** Opening Materials provided block **

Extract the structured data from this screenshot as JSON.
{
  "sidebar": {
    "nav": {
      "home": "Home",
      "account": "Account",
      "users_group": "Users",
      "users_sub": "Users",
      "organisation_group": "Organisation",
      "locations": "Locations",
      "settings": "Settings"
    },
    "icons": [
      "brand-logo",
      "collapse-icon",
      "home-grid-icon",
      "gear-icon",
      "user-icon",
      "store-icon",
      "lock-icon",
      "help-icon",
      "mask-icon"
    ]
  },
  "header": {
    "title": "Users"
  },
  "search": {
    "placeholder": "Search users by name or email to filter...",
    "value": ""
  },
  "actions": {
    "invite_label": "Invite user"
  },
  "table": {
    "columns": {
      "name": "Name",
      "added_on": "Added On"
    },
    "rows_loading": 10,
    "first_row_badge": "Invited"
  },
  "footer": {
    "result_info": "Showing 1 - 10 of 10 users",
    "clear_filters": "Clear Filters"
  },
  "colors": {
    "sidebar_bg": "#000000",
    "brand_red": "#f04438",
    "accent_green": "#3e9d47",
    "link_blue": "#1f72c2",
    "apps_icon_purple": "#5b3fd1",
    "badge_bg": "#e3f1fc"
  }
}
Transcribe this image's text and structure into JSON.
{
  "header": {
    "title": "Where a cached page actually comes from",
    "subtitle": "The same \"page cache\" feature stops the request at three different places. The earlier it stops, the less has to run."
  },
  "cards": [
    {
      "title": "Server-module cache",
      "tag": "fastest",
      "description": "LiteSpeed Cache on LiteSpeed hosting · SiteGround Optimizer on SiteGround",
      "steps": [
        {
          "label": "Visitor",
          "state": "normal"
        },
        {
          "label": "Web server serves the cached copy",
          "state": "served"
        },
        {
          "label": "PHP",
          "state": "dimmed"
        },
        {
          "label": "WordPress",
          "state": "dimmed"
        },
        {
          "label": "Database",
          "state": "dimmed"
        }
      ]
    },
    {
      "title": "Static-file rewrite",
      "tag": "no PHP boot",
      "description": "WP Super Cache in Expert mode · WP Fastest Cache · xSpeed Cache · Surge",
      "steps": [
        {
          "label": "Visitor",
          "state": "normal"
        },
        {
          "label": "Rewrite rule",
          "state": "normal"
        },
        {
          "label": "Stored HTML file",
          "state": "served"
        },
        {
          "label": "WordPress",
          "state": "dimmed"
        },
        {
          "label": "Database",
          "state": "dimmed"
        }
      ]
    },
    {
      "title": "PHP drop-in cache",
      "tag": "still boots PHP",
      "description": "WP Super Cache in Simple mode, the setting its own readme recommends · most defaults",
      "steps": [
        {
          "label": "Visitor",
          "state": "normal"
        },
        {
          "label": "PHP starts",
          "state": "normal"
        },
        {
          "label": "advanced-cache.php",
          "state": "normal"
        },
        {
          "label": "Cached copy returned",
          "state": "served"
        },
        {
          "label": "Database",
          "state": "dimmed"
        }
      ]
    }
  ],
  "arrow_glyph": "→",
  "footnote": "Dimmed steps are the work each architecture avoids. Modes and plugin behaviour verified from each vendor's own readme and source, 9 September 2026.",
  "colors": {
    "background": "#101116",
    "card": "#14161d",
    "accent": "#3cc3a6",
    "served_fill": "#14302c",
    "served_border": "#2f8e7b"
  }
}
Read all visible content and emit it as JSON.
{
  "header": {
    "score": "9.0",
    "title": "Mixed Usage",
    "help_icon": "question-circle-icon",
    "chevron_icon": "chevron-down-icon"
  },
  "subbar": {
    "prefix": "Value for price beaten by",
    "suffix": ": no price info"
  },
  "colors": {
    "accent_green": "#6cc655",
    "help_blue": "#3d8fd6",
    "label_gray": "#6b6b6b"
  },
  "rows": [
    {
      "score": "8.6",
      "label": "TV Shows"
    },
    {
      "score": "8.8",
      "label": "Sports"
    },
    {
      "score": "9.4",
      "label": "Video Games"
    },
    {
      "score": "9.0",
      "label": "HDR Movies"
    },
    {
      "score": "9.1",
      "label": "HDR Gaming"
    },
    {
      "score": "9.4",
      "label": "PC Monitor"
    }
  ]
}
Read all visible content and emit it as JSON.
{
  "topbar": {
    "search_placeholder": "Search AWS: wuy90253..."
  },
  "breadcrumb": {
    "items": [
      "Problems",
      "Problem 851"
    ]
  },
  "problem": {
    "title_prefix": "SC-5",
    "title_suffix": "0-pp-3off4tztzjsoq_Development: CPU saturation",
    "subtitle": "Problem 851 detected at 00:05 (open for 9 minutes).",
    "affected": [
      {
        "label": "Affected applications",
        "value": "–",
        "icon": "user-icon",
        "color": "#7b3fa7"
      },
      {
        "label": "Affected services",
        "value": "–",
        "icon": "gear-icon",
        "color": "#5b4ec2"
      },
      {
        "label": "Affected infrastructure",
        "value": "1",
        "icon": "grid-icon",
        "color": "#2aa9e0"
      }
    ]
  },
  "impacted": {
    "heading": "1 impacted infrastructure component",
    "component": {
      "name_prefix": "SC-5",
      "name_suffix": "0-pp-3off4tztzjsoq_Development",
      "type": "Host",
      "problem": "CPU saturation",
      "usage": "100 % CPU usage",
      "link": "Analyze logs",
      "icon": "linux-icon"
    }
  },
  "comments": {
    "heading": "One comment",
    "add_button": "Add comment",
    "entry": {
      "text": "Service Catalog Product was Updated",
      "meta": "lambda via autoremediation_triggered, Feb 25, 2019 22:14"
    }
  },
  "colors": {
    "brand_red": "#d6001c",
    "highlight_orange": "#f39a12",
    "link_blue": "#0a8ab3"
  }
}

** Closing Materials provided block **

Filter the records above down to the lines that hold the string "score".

=== Answer for the task ===
    "score": "9.0",
      "score": "8.6",
      "score": "8.8",
      "score": "9.4",
      "score": "9.0",
      "score": "9.1",
      "score": "9.4",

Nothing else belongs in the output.